NSW Parliament House hosts exhibition on Saint Josemaría Escrivá

An exhibition to mark the social and educational contribution of Saint Josemaría Escrivá was hosted at NSW Parliament House recently.

Mr Tony Kelly, Minister for Local Government.

Launching the exhibition, the Minister for Local Government, Mr Tony Kelly, said that he hoped that it would help the message of the new saint to reach a wider audience.

Others who spoke at the exhibition included Monsignor John Masso, Regional Vicar of Opus Dei in Australia and New Zealand, and Virginia Monagle, a co-founder of Parents for Education Foundation which operates a number of schools in Sydney, including Redfield College and the Tangara School for girls.

St Josemaría, who was born in Barbastro Spain on the 9th of January 1902 and died on the 26th of June 1975, founded Opus Dei on October 2, 1928. It now has 80, 000 members worldwide.

St Josemaría was canonised on the 6th of October 2002 by Pope John Paul II in St

Peter’s square before a crowd of several hundred thousand people from around the world.

The exhibition, which is titled The Greatness of Ordinary Life, looks at key aspects of Saint Josemaría’s life and writings and at his impact on the Church and society.
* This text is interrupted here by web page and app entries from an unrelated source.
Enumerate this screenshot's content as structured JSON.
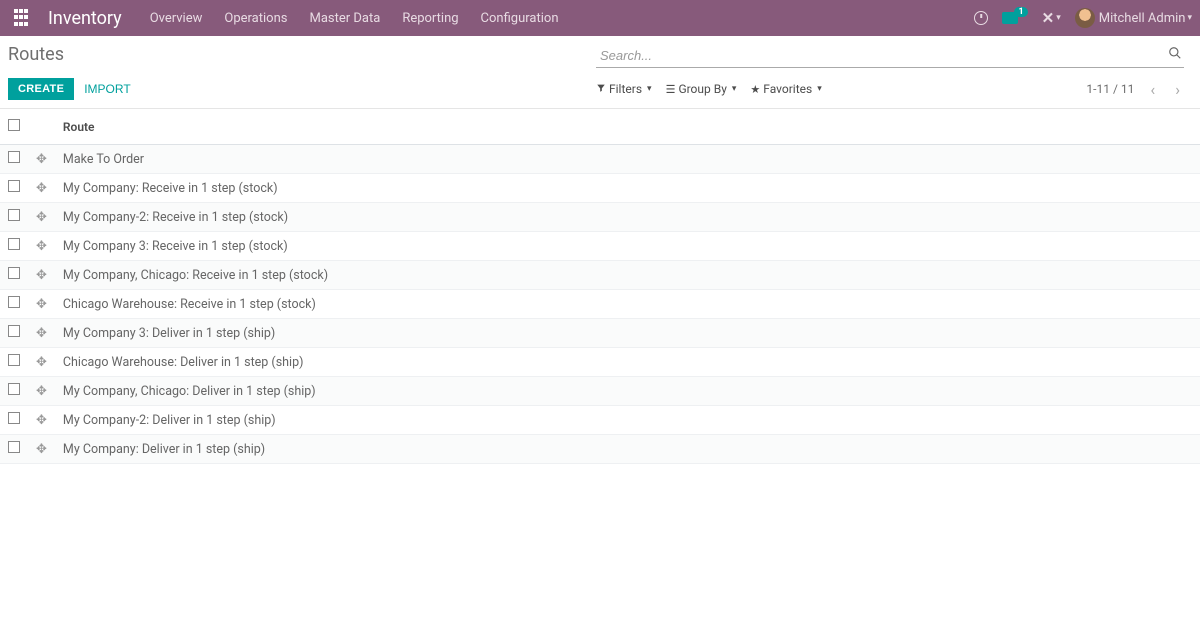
{
  "navbar": {
    "brand": "Inventory",
    "links": [
      "Overview",
      "Operations",
      "Master Data",
      "Reporting",
      "Configuration"
    ],
    "chat_badge": "1",
    "user_name": "Mitchell Admin"
  },
  "breadcrumb": "Routes",
  "search": {
    "placeholder": "Search..."
  },
  "buttons": {
    "create": "CREATE",
    "import": "IMPORT"
  },
  "filters": {
    "filters": "Filters",
    "groupby": "Group By",
    "favorites": "Favorites"
  },
  "pager": {
    "range": "1-11 / 11"
  },
  "table": {
    "header_route": "Route",
    "rows": [
      {
        "name": "Make To Order"
      },
      {
        "name": "My Company: Receive in 1 step (stock)"
      },
      {
        "name": "My Company-2: Receive in 1 step (stock)"
      },
      {
        "name": "My Company 3: Receive in 1 step (stock)"
      },
      {
        "name": "My Company, Chicago: Receive in 1 step (stock)"
      },
      {
        "name": "Chicago Warehouse: Receive in 1 step (stock)"
      },
      {
        "name": "My Company 3: Deliver in 1 step (ship)"
      },
      {
        "name": "Chicago Warehouse: Deliver in 1 step (ship)"
      },
      {
        "name": "My Company, Chicago: Deliver in 1 step (ship)"
      },
      {
        "name": "My Company-2: Deliver in 1 step (ship)"
      },
      {
        "name": "My Company: Deliver in 1 step (ship)"
      }
    ]
  }
}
It includes a number of testimonials by prominent people who had first-hand experience of the saint and of Opus Dei.

Pope Paul VI is quoted as saying: “He is one of the individuals in the history of the Church who has received the most charisms and who responded to the gifts given by God with the most generosity.”

The martyred Bishop of El Salvador, Dr Oscar Romero, said: “I was fortunate to have met Monsignor Escrivá and to have received from him encouragement and strength to remain faithful to Christ’s unchangeable doctrine. He managed to unite in his life a continuous dialogue with God and great humility: it was clear that he was a man of God.”
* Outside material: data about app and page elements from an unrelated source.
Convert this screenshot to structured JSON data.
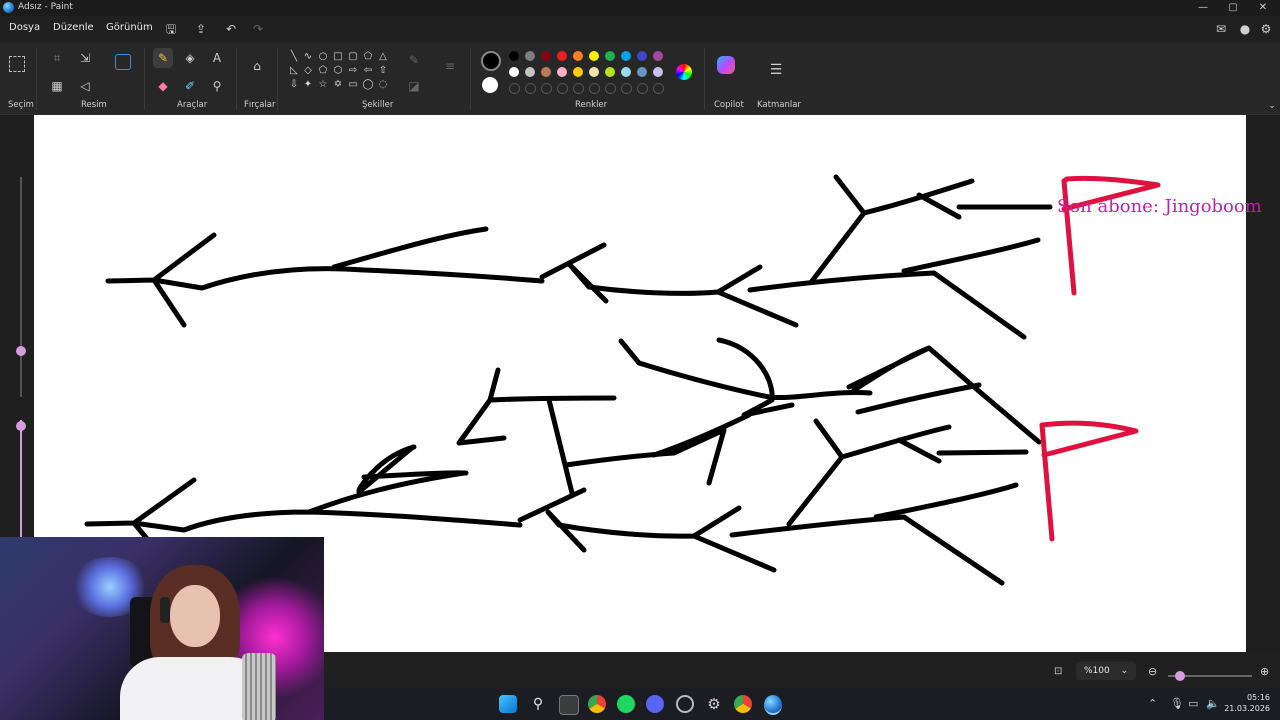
{
  "window": {
    "title": "Adsız - Paint",
    "controls": [
      "—",
      "▢",
      "✕"
    ]
  },
  "menu": {
    "items": [
      "Dosya",
      "Düzenle",
      "Görünüm"
    ]
  },
  "ribbon": {
    "groups": {
      "selection": "Seçim",
      "image": "Resim",
      "tools": "Araçlar",
      "brushes": "Fırçalar",
      "shapes": "Şekiller",
      "colors": "Renkler",
      "copilot": "Copilot",
      "layers": "Katmanlar"
    },
    "active_tool": "pencil",
    "primary_color": "#000000",
    "secondary_color": "#ffffff",
    "palette_row1": [
      "#000000",
      "#7f7f7f",
      "#880015",
      "#ed1c24",
      "#ff7f27",
      "#fff200",
      "#22b14c",
      "#00a2e8",
      "#3f48cc",
      "#a349a4"
    ],
    "palette_row2": [
      "#ffffff",
      "#c3c3c3",
      "#b97a57",
      "#ffaec9",
      "#ffc90e",
      "#efe4b0",
      "#b5e61d",
      "#99d9ea",
      "#7092be",
      "#c8bfe7"
    ]
  },
  "canvas": {
    "overlay_text": "Son abone: Jingoboom",
    "stroke_color": "#000000",
    "flag_color": "#e0103f"
  },
  "status": {
    "zoom": "%100"
  },
  "taskbar": {
    "time": "05:16",
    "date": "21.03.2026"
  }
}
Sydney doctor Ben Haneman said: “Being Jewish, I believe in God and therefore in man and in his spirituality. My life has been enriched by my contact with Opus Dei and the fact that I am Jewish has not been an obstacle.”

And speaking at Saint Josemaría’s canonisation last year, Pope John Paul II said: “It could be said that he was the saint of the ordinary.”

In his address at the launch, Fr Masso, spoke of his personal experiences with the saint before coming to Australia. He spoke of the deep love that the saint showed for all of those who came into contact with him, explaining that he was always extremely affectionate with everyone, giving his full attention to whoever he was with.